MATERIAL FOR THIS EXERCISE
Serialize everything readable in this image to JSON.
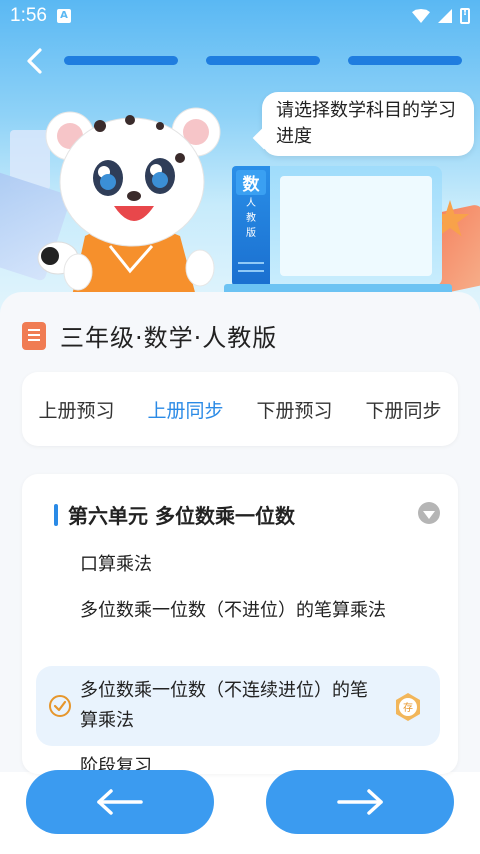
{
  "status_bar": {
    "time": "1:56",
    "notification_glyph": "A"
  },
  "header": {
    "speech_text": "请选择数学科目的学习进度",
    "book_spine": {
      "subject": "数",
      "edition_chars": [
        "人",
        "教",
        "版"
      ]
    }
  },
  "content": {
    "page_title": "三年级·数学·人教版",
    "tabs": [
      {
        "label": "上册预习",
        "active": false
      },
      {
        "label": "上册同步",
        "active": true
      },
      {
        "label": "下册预习",
        "active": false
      },
      {
        "label": "下册同步",
        "active": false
      }
    ],
    "unit": {
      "title": "第六单元 多位数乘一位数",
      "lessons": [
        {
          "label": "口算乘法"
        },
        {
          "label": "多位数乘一位数（不进位）的笔算乘法"
        },
        {
          "label": "多位数乘一位数（不连续进位）的笔算乘法",
          "selected": true,
          "badge": "存"
        },
        {
          "label": "阶段复习"
        }
      ]
    }
  },
  "colors": {
    "accent": "#2a8ae6",
    "nav_button": "#3b9bf0",
    "selected_bg": "#e9f3fd",
    "badge": "#e6962c"
  },
  "icons": {
    "back": "chevron-left-icon",
    "prev": "arrow-left-icon",
    "next": "arrow-right-icon"
  }
}
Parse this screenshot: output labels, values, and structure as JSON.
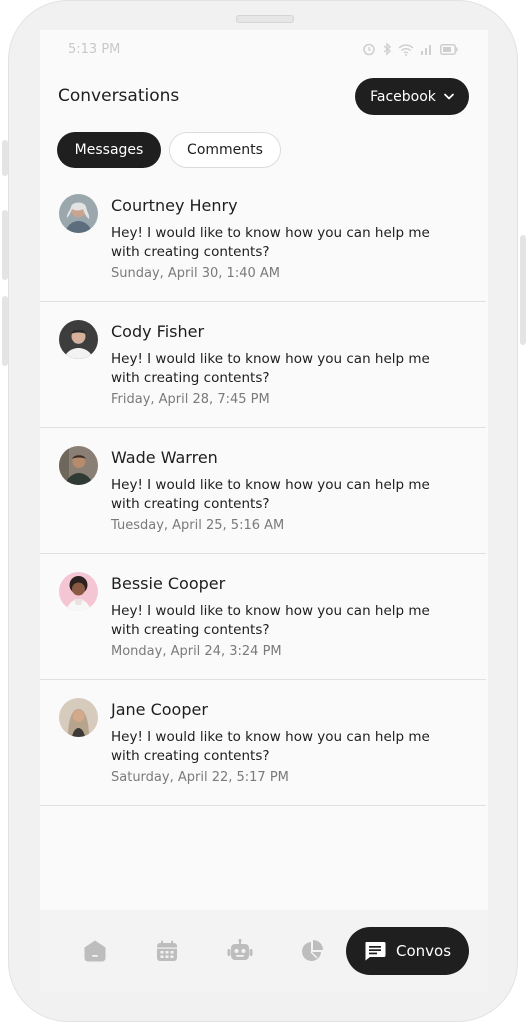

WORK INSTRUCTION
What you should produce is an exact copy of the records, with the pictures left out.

RESPONSE BELOW
Serialize everything readable in this image to JSON.
{
  "status_bar": {
    "time": "1:56",
    "notification_glyph": "A"
  },
  "header": {
    "speech_text": "请选择数学科目的学习进度",
    "book_spine": {
      "subject": "数",
      "edition_chars": [
        "人",
        "教",
        "版"
      ]
    }
  },
  "content": {
    "page_title": "三年级·数学·人教版",
    "tabs": [
      {
        "label": "上册预习",
        "active": false
      },
      {
        "label": "上册同步",
        "active": true
      },
      {
        "label": "下册预习",
        "active": false
      },
      {
        "label": "下册同步",
        "active": false
      }
    ],
    "unit": {
      "title": "第六单元 多位数乘一位数",
      "lessons": [
        {
          "label": "口算乘法"
        },
        {
          "label": "多位数乘一位数（不进位）的笔算乘法"
        },
        {
          "label": "多位数乘一位数（不连续进位）的笔算乘法",
          "selected": true,
          "badge": "存"
        },
        {
          "label": "阶段复习"
        }
      ]
    }
  },
  "colors": {
    "accent": "#2a8ae6",
    "nav_button": "#3b9bf0",
    "selected_bg": "#e9f3fd",
    "badge": "#e6962c"
  },
  "icons": {
    "back": "chevron-left-icon",
    "prev": "arrow-left-icon",
    "next": "arrow-right-icon"
  }
}
Parse this screenshot: output labels, values, and structure as JSON.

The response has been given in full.